Start of Block
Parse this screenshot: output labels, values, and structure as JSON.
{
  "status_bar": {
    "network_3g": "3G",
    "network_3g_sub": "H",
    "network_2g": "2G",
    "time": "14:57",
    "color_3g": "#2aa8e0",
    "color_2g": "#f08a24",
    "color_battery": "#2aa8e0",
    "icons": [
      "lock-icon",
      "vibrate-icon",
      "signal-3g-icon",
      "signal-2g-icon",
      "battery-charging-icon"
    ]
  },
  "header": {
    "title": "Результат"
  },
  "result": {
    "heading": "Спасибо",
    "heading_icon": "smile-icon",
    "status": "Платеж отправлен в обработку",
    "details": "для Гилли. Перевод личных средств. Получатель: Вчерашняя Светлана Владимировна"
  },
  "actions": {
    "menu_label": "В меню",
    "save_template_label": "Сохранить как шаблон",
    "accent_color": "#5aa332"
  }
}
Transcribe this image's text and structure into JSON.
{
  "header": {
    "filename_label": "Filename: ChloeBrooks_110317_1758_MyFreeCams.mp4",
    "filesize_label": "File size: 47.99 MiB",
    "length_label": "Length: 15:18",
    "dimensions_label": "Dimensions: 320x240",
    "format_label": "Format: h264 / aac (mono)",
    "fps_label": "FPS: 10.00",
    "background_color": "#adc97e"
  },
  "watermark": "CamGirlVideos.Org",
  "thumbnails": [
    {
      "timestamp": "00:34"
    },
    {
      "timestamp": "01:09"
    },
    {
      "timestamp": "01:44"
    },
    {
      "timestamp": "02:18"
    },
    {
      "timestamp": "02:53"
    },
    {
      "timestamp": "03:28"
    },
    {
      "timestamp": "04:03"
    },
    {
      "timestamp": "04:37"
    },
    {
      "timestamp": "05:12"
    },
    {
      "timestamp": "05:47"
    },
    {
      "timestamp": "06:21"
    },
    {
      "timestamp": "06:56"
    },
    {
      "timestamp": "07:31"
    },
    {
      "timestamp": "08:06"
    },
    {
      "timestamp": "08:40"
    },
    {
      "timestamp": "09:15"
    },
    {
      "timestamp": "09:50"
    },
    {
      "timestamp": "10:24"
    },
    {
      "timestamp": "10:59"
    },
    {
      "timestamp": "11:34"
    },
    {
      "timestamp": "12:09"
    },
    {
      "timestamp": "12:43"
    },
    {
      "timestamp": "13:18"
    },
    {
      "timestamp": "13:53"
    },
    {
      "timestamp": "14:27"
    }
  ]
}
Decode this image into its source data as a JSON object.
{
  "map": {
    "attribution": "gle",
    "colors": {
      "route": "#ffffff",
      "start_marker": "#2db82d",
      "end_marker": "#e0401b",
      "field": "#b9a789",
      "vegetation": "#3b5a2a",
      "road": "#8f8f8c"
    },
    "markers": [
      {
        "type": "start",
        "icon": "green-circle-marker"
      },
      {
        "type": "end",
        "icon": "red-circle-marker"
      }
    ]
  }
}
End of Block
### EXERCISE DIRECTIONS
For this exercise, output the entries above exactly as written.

### EXERCISE ANSWER
Parse this screenshot: output labels, values, and structure as JSON.
{
  "status_bar": {
    "network_3g": "3G",
    "network_3g_sub": "H",
    "network_2g": "2G",
    "time": "14:57",
    "color_3g": "#2aa8e0",
    "color_2g": "#f08a24",
    "color_battery": "#2aa8e0",
    "icons": [
      "lock-icon",
      "vibrate-icon",
      "signal-3g-icon",
      "signal-2g-icon",
      "battery-charging-icon"
    ]
  },
  "header": {
    "title": "Результат"
  },
  "result": {
    "heading": "Спасибо",
    "heading_icon": "smile-icon",
    "status": "Платеж отправлен в обработку",
    "details": "для Гилли. Перевод личных средств. Получатель: Вчерашняя Светлана Владимировна"
  },
  "actions": {
    "menu_label": "В меню",
    "save_template_label": "Сохранить как шаблон",
    "accent_color": "#5aa332"
  }
}
Transcribe this image's text and structure into JSON.
{
  "header": {
    "filename_label": "Filename: ChloeBrooks_110317_1758_MyFreeCams.mp4",
    "filesize_label": "File size: 47.99 MiB",
    "length_label": "Length: 15:18",
    "dimensions_label": "Dimensions: 320x240",
    "format_label": "Format: h264 / aac (mono)",
    "fps_label": "FPS: 10.00",
    "background_color": "#adc97e"
  },
  "watermark": "CamGirlVideos.Org",
  "thumbnails": [
    {
      "timestamp": "00:34"
    },
    {
      "timestamp": "01:09"
    },
    {
      "timestamp": "01:44"
    },
    {
      "timestamp": "02:18"
    },
    {
      "timestamp": "02:53"
    },
    {
      "timestamp": "03:28"
    },
    {
      "timestamp": "04:03"
    },
    {
      "timestamp": "04:37"
    },
    {
      "timestamp": "05:12"
    },
    {
      "timestamp": "05:47"
    },
    {
      "timestamp": "06:21"
    },
    {
      "timestamp": "06:56"
    },
    {
      "timestamp": "07:31"
    },
    {
      "timestamp": "08:06"
    },
    {
      "timestamp": "08:40"
    },
    {
      "timestamp": "09:15"
    },
    {
      "timestamp": "09:50"
    },
    {
      "timestamp": "10:24"
    },
    {
      "timestamp": "10:59"
    },
    {
      "timestamp": "11:34"
    },
    {
      "timestamp": "12:09"
    },
    {
      "timestamp": "12:43"
    },
    {
      "timestamp": "13:18"
    },
    {
      "timestamp": "13:53"
    },
    {
      "timestamp": "14:27"
    }
  ]
}
Decode this image into its source data as a JSON object.
{
  "map": {
    "attribution": "gle",
    "colors": {
      "route": "#ffffff",
      "start_marker": "#2db82d",
      "end_marker": "#e0401b",
      "field": "#b9a789",
      "vegetation": "#3b5a2a",
      "road": "#8f8f8c"
    },
    "markers": [
      {
        "type": "start",
        "icon": "green-circle-marker"
      },
      {
        "type": "end",
        "icon": "red-circle-marker"
      }
    ]
  }
}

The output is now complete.